Your assignment -> Wherever the string "arrow" appears in the records, return the line that holds it.

Records shown ->
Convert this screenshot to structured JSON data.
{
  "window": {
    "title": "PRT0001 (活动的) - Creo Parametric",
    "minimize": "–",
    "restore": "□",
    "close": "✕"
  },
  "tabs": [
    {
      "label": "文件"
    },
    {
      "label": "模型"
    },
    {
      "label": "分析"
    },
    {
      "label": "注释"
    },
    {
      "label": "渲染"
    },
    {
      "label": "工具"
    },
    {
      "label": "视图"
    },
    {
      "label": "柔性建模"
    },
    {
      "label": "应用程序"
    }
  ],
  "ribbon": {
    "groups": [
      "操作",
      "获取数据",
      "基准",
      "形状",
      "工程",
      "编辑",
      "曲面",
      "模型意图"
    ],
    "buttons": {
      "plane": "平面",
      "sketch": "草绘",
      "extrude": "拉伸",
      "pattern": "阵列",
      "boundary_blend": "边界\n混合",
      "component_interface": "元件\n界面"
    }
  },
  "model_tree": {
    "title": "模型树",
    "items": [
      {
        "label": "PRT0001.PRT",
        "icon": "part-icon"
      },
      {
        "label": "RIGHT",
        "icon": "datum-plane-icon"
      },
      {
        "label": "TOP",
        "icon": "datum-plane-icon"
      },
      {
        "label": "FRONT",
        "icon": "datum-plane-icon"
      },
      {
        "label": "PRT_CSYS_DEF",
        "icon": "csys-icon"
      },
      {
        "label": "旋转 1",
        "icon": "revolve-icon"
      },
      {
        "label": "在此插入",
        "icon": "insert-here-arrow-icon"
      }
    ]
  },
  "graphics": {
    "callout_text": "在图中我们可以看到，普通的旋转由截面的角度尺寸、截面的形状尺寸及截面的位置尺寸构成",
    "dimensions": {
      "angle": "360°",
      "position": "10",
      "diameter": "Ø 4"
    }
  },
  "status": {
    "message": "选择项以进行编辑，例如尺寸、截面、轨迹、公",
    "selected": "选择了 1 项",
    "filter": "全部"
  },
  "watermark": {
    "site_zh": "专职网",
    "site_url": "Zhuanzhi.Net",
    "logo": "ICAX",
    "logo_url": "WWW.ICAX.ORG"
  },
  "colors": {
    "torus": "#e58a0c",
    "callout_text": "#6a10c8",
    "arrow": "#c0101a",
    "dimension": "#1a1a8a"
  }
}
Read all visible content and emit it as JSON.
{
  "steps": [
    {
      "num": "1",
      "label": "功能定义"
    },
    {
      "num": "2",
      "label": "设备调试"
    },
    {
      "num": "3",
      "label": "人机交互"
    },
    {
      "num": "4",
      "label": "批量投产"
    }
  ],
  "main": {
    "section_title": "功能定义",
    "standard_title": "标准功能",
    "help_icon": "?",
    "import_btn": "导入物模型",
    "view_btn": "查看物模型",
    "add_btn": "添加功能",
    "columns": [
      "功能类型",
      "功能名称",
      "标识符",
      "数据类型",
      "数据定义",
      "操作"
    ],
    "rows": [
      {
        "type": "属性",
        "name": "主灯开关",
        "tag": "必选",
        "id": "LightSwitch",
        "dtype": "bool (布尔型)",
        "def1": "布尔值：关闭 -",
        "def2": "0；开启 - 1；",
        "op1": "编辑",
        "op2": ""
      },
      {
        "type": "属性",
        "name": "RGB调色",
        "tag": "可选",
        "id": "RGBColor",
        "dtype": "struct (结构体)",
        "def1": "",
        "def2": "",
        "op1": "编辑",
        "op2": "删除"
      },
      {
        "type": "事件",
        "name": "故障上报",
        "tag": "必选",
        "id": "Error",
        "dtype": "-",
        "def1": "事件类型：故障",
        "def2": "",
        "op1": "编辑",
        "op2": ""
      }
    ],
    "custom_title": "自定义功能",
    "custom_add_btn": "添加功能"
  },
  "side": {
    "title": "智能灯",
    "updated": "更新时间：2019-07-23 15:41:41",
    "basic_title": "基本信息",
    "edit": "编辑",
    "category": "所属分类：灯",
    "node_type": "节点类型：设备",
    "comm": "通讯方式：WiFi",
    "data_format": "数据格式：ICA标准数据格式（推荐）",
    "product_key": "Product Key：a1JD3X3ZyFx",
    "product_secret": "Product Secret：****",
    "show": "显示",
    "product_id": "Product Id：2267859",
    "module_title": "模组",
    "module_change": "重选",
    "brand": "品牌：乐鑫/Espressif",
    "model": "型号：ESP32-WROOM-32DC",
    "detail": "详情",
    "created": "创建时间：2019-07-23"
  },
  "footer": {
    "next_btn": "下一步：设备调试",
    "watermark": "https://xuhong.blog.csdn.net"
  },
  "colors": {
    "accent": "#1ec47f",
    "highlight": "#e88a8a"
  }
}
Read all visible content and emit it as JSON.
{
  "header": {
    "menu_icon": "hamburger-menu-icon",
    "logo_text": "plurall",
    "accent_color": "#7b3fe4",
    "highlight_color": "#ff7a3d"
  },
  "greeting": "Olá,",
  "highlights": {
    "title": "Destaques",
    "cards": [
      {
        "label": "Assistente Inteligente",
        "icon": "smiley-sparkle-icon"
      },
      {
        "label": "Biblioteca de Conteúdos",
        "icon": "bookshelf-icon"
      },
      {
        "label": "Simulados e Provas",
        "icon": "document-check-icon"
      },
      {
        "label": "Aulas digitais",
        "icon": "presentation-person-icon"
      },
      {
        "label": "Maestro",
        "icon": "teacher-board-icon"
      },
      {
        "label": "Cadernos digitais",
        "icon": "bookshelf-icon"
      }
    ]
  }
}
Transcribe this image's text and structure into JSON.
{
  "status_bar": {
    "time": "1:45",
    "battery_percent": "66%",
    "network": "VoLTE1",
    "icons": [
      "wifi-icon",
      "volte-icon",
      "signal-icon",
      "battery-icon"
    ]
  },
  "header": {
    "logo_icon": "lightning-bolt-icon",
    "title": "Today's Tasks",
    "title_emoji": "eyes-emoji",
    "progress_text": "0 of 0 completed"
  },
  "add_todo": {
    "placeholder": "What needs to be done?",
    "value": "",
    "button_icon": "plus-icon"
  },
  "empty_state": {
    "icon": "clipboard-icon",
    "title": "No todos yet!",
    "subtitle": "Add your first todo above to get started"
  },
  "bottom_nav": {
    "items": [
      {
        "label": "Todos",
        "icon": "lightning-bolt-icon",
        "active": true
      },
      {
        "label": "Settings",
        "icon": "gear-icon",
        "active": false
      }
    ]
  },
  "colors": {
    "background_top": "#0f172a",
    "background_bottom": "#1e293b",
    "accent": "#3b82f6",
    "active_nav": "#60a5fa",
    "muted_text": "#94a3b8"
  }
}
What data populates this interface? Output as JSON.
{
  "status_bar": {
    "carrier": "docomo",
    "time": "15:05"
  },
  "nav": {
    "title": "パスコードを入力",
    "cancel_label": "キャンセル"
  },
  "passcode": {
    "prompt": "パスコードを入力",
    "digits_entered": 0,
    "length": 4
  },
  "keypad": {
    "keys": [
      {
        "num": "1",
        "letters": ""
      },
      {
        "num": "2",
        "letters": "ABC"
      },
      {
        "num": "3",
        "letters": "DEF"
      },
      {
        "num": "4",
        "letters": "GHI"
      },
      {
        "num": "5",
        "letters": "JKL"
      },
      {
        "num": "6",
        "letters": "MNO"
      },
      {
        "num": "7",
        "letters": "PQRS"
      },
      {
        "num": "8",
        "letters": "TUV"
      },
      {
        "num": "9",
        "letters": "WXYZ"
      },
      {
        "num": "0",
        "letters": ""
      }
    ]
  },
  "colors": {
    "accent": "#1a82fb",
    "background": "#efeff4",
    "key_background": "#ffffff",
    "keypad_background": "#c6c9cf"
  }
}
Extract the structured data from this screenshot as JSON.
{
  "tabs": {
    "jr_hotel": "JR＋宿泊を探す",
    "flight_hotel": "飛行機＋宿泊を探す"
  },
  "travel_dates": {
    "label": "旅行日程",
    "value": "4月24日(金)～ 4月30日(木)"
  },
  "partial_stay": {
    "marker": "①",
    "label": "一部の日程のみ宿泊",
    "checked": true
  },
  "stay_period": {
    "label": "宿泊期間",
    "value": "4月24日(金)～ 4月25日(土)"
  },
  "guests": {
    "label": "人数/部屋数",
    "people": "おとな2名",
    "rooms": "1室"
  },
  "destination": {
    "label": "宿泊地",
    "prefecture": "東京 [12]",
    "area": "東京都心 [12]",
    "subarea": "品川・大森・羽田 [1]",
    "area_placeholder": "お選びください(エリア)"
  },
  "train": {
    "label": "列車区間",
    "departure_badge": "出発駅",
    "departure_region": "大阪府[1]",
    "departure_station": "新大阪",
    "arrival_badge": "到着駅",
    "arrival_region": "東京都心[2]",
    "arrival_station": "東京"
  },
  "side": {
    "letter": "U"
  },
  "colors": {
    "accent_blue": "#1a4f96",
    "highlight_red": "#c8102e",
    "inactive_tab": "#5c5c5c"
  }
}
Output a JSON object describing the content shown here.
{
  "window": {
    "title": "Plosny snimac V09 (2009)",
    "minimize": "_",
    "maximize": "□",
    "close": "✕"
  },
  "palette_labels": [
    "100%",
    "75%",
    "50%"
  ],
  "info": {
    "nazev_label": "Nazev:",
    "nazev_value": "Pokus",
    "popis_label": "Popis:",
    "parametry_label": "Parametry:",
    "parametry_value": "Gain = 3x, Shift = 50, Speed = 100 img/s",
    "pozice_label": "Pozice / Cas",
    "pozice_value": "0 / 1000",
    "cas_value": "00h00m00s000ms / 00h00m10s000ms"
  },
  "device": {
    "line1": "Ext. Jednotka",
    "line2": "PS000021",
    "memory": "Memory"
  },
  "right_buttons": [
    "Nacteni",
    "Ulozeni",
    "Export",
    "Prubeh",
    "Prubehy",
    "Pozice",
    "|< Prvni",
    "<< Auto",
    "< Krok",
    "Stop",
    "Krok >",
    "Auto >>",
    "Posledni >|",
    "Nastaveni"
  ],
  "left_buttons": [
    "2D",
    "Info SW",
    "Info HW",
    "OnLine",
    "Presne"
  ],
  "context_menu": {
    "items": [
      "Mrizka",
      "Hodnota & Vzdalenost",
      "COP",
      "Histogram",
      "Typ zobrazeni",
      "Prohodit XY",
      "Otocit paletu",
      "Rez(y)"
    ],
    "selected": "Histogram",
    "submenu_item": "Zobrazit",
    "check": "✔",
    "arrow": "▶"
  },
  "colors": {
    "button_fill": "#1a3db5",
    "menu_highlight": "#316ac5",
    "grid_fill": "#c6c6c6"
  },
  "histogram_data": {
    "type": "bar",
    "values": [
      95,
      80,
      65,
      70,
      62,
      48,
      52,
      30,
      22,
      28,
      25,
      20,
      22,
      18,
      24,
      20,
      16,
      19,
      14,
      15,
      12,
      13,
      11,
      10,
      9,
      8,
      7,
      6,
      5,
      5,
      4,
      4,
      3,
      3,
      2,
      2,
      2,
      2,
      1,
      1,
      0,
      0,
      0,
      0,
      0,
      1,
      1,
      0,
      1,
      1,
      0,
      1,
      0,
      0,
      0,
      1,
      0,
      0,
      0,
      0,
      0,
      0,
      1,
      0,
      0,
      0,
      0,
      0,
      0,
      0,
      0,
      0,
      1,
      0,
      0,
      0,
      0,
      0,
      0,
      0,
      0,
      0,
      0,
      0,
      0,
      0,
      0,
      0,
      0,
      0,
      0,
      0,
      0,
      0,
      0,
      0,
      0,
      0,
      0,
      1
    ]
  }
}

Exercise response ->
        "icon": "insert-here-arrow-icon"
    "arrow": "#c0101a",
    "arrow": "▶"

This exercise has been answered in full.